INACSL Standards of Best Practice for Clinical Simulation Infographic: Professional Integrity
The International Nursing Association for Clinical Simulation and Learning (INACSL) has developed the INACSL Standards of Best Practice: Simulation to advance the science of simulation, share best practices, and provide evidence-based guidelines for implementation and training. Previously we covered , and continue today with the Standard of Professional Integrity. Professional integrity is demonstrated and upheld by all involved in healthcare simulation based experiences and is a crucial component to create sim labs that improve outcomes.
About the Standards

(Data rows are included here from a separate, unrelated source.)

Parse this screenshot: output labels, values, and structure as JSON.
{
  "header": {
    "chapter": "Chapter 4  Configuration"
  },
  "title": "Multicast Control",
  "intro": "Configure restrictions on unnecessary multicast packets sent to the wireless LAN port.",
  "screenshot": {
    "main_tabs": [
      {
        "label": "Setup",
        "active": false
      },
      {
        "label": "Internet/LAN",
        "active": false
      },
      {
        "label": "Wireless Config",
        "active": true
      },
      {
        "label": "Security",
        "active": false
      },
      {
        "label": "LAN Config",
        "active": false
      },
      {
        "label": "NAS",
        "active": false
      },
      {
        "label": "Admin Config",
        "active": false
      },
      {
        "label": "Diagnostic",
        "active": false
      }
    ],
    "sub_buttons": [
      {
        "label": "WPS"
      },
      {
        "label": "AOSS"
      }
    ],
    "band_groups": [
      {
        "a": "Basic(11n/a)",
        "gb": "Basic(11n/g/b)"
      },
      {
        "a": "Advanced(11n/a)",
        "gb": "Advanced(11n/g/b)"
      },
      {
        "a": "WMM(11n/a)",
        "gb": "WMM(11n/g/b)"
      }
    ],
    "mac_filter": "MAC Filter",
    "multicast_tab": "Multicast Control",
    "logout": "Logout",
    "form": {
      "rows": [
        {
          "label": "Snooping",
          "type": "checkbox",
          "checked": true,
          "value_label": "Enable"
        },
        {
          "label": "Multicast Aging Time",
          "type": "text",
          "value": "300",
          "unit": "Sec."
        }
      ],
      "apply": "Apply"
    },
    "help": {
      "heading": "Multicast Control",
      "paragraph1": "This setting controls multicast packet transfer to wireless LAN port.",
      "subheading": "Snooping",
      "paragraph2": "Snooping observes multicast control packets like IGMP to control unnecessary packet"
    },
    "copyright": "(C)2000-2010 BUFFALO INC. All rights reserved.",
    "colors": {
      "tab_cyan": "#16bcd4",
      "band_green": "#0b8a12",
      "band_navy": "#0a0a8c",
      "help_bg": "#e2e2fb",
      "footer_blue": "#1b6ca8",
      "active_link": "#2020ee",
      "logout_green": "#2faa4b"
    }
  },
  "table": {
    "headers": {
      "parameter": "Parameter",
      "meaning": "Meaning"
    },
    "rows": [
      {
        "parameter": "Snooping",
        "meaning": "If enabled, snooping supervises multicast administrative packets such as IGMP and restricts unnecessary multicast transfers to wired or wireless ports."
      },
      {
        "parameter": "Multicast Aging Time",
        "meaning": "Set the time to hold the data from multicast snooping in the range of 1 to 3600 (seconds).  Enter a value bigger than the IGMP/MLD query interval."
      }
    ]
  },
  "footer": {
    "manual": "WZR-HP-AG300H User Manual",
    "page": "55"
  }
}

The INACSL Standards of Best Practice: Simulation provide a detailed process for evaluating and improving simulation operating procedures and delivery methods that every simulation team will benefit from. Adoption of the INACSL Standards of Best Practice: Simulation demonstrate a commitment to quality and implementation of rigorous evidence based practices in healthcare education to improve patient care by complying with practice standards
INACSL created a Simfographic to represent each INACSL Standard of Best Practice: Simulation. The Simfographics provide a graphic representation and the criteria for each of the INACSL Standards of Best Practice: Simulation. Publication of the 2016 INACSL Standards of Best Practice: Simulation was made possible by an educational grant from CAE Healthcare.
Professional Integrity Infographic and Breakdown
Professional integrity refers to the ethical behaviors and conduct that are expected of all involved throughout simulation-based experiences. Professional integrity is a person’s internal system of principles encompassing a number of additional interrelated attributes such as confidentiality, compassion, honesty, commitment, collaboration, mutual respect, and engagement in the learning process.
Professional integrity is doing what is right in the face of strong countervailing temptation or pressure and regardless of who is or is not watching and continues indefinitely even after the conclusion of the simulation-based experience.Despite one’s role in a simulation-based experience, whether as a participant, facilitator, debriefer, faculty, operator, or other role, all involved with the simulation-based experience are responsible for acting with professional integrity and developing self-awareness of how one’s personal and professional behavior affects those around him or her.
Editor’s Note: Posters of the simfographics, along with flipbooks and other items, can be purchased in the INACSL Store. Simfographics are available in English, as well as French, Mandarin and Polish.
All involved in the simulation-based experience need to discuss the attributes of professional integrity especially that of confidentiality. The level or degree of confidentiality is dependent on the policy established by the institution. Organizations must have established methods of sharing student performances. There may be a duty to report inappropriate behaviors dictated by legal, ethical, and/or institutional regulations.
Everyone becomes vulnerable to a certain extent when they are placed within a simulation-based experience; it is therefore imperative that an unequal power balance be recognized and professional boundaries maintained so the knowledge obtained from the simulation learning outcomes are not compromised.
Boundary crossings may be inadvertent, thoughtless, or purposeful but these judgments can affect grades, relationships, jobs, positions, and careers. There is responsibility to act and monitor professional integrity across all disciplines and professions. Potential consequences of not following this standard can lead to unanticipated behaviors and/or interference with simulation-based outcomes. Participants may have an inability to be fully immersed in the simulated based experience altering or biasing an individual’s performance. It can affect a career, self-esteem, create a sense of distrust in professional relationships, loss of a safe learning environment, and alteration of group dynamics.
Criteria Necessary to Meet This Integrity Standard
- Foster and role model attributes of professional integrity at all times.
- Follow standards of practice, guidelines, principles, and ethics of one’s profession.
- Create and maintain a safe learning environment (see INACSL Standard on Facilitation).
- Require confidentiality of the performances and scenario content based on institution policy and procedures.
More About INACSL
The International Nursing Association for Clinical Simulation and Learning (INACSL) is the global leader in transforming practice to improve patient safety through excellence in health care simulation. INACSL is a community of practice for simulation where members can network with simulation leaders, educators, researchers, and industry partners. INACSL also provides the INACSL Standards of Best Practice: Simulation, an evidence-based framework to guide simulation design, implementation, debriefing, evaluation, and research.
Lance Baily, BA, EMT-B, is the Founder & CEO of HealthySimulation.com, which he started while serving as the Director of the Nevada System of Higher Education’s Clinical Simulation Center of Las Vegas back in 2010. Lance is also the Founder and acting Advisor to the Board of SimGHOSTS.org, the world’s only non-profit organization dedicated to supporting professionals operating healthcare simulation technologies. His new co-edited Book: “Comprehensive Healthcare Simulation: Operations, Technology, and Innovative Practice” is available now. Lance’s background also includes serving as a Simulation Technology Specialist for the LA Community College District, EMS fire fighting, Hollywood movie production, rescue diving, and global travel. He lives with his wife Abigail in Las Vegas, Nevada.